Data for this exercise.
=== Begin Enclosure ===
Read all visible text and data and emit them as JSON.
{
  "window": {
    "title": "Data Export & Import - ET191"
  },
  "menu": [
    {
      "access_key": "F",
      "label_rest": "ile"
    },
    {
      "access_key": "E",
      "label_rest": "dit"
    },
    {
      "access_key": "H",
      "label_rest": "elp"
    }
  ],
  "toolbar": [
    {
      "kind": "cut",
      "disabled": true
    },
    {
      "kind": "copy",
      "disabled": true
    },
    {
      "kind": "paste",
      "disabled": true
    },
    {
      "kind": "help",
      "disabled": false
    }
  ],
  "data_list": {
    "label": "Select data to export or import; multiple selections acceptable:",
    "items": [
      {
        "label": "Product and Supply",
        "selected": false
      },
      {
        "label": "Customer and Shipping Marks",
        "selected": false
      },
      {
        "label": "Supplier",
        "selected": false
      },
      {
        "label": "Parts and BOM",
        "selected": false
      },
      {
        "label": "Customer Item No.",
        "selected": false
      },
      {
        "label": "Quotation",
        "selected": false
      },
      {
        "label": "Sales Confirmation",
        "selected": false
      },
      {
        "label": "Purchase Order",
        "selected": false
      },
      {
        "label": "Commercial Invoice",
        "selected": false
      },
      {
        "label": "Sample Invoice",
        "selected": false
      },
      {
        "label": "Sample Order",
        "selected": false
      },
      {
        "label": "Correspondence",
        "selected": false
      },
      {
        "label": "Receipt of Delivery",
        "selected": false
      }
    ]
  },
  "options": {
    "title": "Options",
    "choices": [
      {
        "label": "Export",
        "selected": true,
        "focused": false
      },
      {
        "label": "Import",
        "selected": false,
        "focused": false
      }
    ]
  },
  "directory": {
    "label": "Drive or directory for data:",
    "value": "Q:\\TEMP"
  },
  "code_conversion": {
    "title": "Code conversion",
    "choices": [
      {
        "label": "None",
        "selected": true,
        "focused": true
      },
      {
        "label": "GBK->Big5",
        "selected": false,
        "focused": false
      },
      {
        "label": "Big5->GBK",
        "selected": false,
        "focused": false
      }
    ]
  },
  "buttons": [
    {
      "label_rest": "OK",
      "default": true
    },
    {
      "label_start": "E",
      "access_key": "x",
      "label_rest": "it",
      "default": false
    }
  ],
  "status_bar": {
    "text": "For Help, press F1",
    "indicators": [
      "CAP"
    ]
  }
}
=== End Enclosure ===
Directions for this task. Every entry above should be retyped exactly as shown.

Solution to the problem.
Read all visible text and data and emit them as JSON.
{
  "window": {
    "title": "Data Export & Import - ET191"
  },
  "menu": [
    {
      "access_key": "F",
      "label_rest": "ile"
    },
    {
      "access_key": "E",
      "label_rest": "dit"
    },
    {
      "access_key": "H",
      "label_rest": "elp"
    }
  ],
  "toolbar": [
    {
      "kind": "cut",
      "disabled": true
    },
    {
      "kind": "copy",
      "disabled": true
    },
    {
      "kind": "paste",
      "disabled": true
    },
    {
      "kind": "help",
      "disabled": false
    }
  ],
  "data_list": {
    "label": "Select data to export or import; multiple selections acceptable:",
    "items": [
      {
        "label": "Product and Supply",
        "selected": false
      },
      {
        "label": "Customer and Shipping Marks",
        "selected": false
      },
      {
        "label": "Supplier",
        "selected": false
      },
      {
        "label": "Parts and BOM",
        "selected": false
      },
      {
        "label": "Customer Item No.",
        "selected": false
      },
      {
        "label": "Quotation",
        "selected": false
      },
      {
        "label": "Sales Confirmation",
        "selected": false
      },
      {
        "label": "Purchase Order",
        "selected": false
      },
      {
        "label": "Commercial Invoice",
        "selected": false
      },
      {
        "label": "Sample Invoice",
        "selected": false
      },
      {
        "label": "Sample Order",
        "selected": false
      },
      {
        "label": "Correspondence",
        "selected": false
      },
      {
        "label": "Receipt of Delivery",
        "selected": false
      }
    ]
  },
  "options": {
    "title": "Options",
    "choices": [
      {
        "label": "Export",
        "selected": true,
        "focused": false
      },
      {
        "label": "Import",
        "selected": false,
        "focused": false
      }
    ]
  },
  "directory": {
    "label": "Drive or directory for data:",
    "value": "Q:\\TEMP"
  },
  "code_conversion": {
    "title": "Code conversion",
    "choices": [
      {
        "label": "None",
        "selected": true,
        "focused": true
      },
      {
        "label": "GBK->Big5",
        "selected": false,
        "focused": false
      },
      {
        "label": "Big5->GBK",
        "selected": false,
        "focused": false
      }
    ]
  },
  "buttons": [
    {
      "label_rest": "OK",
      "default": true
    },
    {
      "label_start": "E",
      "access_key": "x",
      "label_rest": "it",
      "default": false
    }
  ],
  "status_bar": {
    "text": "For Help, press F1",
    "indicators": [
      "CAP"
    ]
  }
}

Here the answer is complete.